CT and cone-beam CT (CBCT) scans are widely employed within radiotherapy for planning and pre-treatment position verification. The imaging dose associated with these scans, however, can be a cause for concern, and currently there's no quick and easy way to determine this dose. To address this deficit, medical physicist Jun Deng has developed a free-to-download iPhone app called CT Gently.
CT Gently can be used to estimate organ doses, as well as the associated cancer risks, delivered by CT and CBCT scans, based on individual anatomy and scan settings. The novel app also allows users to calculate optimized scanner settings and compare these with reference settings (pre-defined settings from a particular scan protocol or manufacturer, or a scan setting indicated by the user).
Deng, from Yale University School of Medicine and Yale New Haven Hospital (New Haven, CT), explained his motivation: "I am often approached by physicians, physicists or patients asking for an estimate of the dose from a CT or CBCT procedure. Usually I tell them 'give me some time and I'll give you some information', because I have Monte Carlo treatment planning available in-house that allows me to do that dose calculation."

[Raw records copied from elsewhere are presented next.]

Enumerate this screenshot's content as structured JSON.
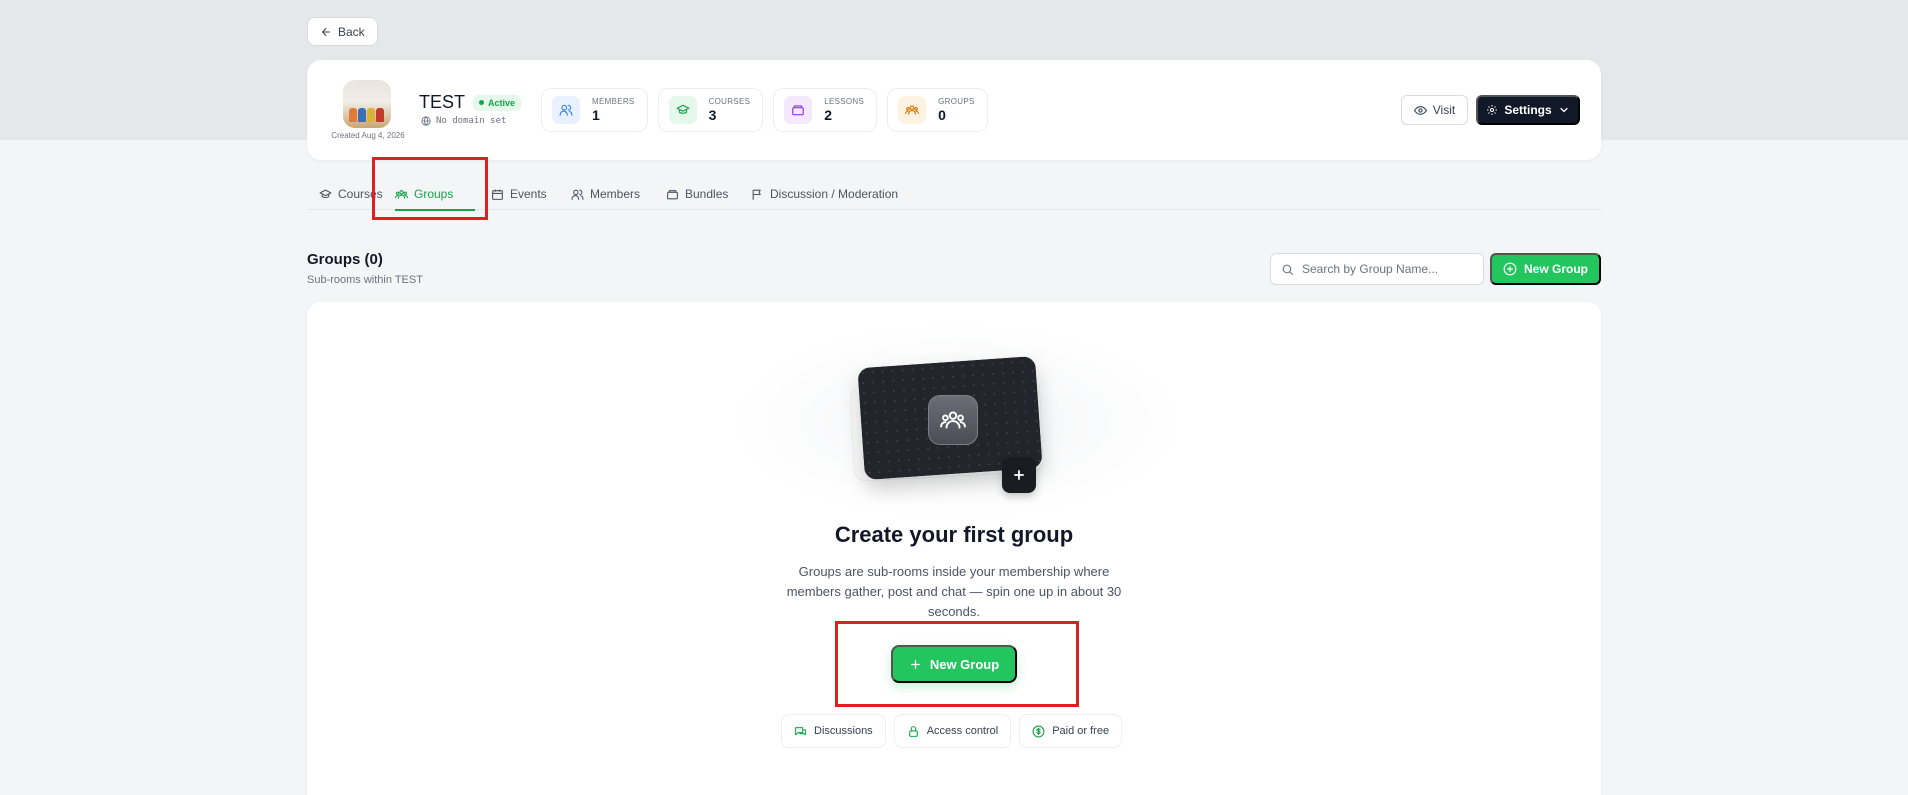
{
  "back_label": "Back",
  "membership": {
    "name": "TEST",
    "status": "Active",
    "domain": "No domain set",
    "created": "Created Aug 4, 2026"
  },
  "stats": [
    {
      "label": "MEMBERS",
      "value": "1",
      "icon": "users-icon",
      "color": "#3b82f6",
      "bg": "#eaf1fe"
    },
    {
      "label": "COURSES",
      "value": "3",
      "icon": "graduation-cap-icon",
      "color": "#16a34a",
      "bg": "#e6f7ec"
    },
    {
      "label": "LESSONS",
      "value": "2",
      "icon": "book-icon",
      "color": "#9333ea",
      "bg": "#f3e8fd"
    },
    {
      "label": "GROUPS",
      "value": "0",
      "icon": "group-icon",
      "color": "#d97706",
      "bg": "#fdf3e2"
    }
  ],
  "header_actions": {
    "visit": "Visit",
    "settings": "Settings"
  },
  "tabs": [
    {
      "label": "Courses",
      "icon": "graduation-cap-icon"
    },
    {
      "label": "Groups",
      "icon": "group-icon",
      "active": true
    },
    {
      "label": "Events",
      "icon": "calendar-icon"
    },
    {
      "label": "Members",
      "icon": "users-icon"
    },
    {
      "label": "Bundles",
      "icon": "package-icon"
    },
    {
      "label": "Discussion / Moderation",
      "icon": "flag-icon"
    }
  ],
  "section": {
    "title": "Groups (0)",
    "subtitle": "Sub-rooms within TEST",
    "search_placeholder": "Search by Group Name...",
    "new_group": "New Group"
  },
  "empty_state": {
    "title": "Create your first group",
    "description": "Groups are sub-rooms inside your membership where members gather, post and chat — spin one up in about 30 seconds.",
    "button": "New Group",
    "chips": [
      {
        "label": "Discussions",
        "icon": "chat-icon"
      },
      {
        "label": "Access control",
        "icon": "lock-icon"
      },
      {
        "label": "Paid or free",
        "icon": "dollar-icon"
      }
    ]
  },
  "colors": {
    "accent": "#22c55e",
    "dark": "#111827",
    "highlight": "#e02020"
  }
}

Deng's research group at Yale has performed extensive research into the use of Monte Carlo algorithms for dose calculation, but Monte Carlo simulations are not routinely available in clinics and currently radiotherapy planning systems do not offer CT/CBCT dose calculation capability. "This made me think that maybe I should just combine all of my knowledge in this area and all of the publications, and create a very easy to use tool," he told medicalphysicsweb.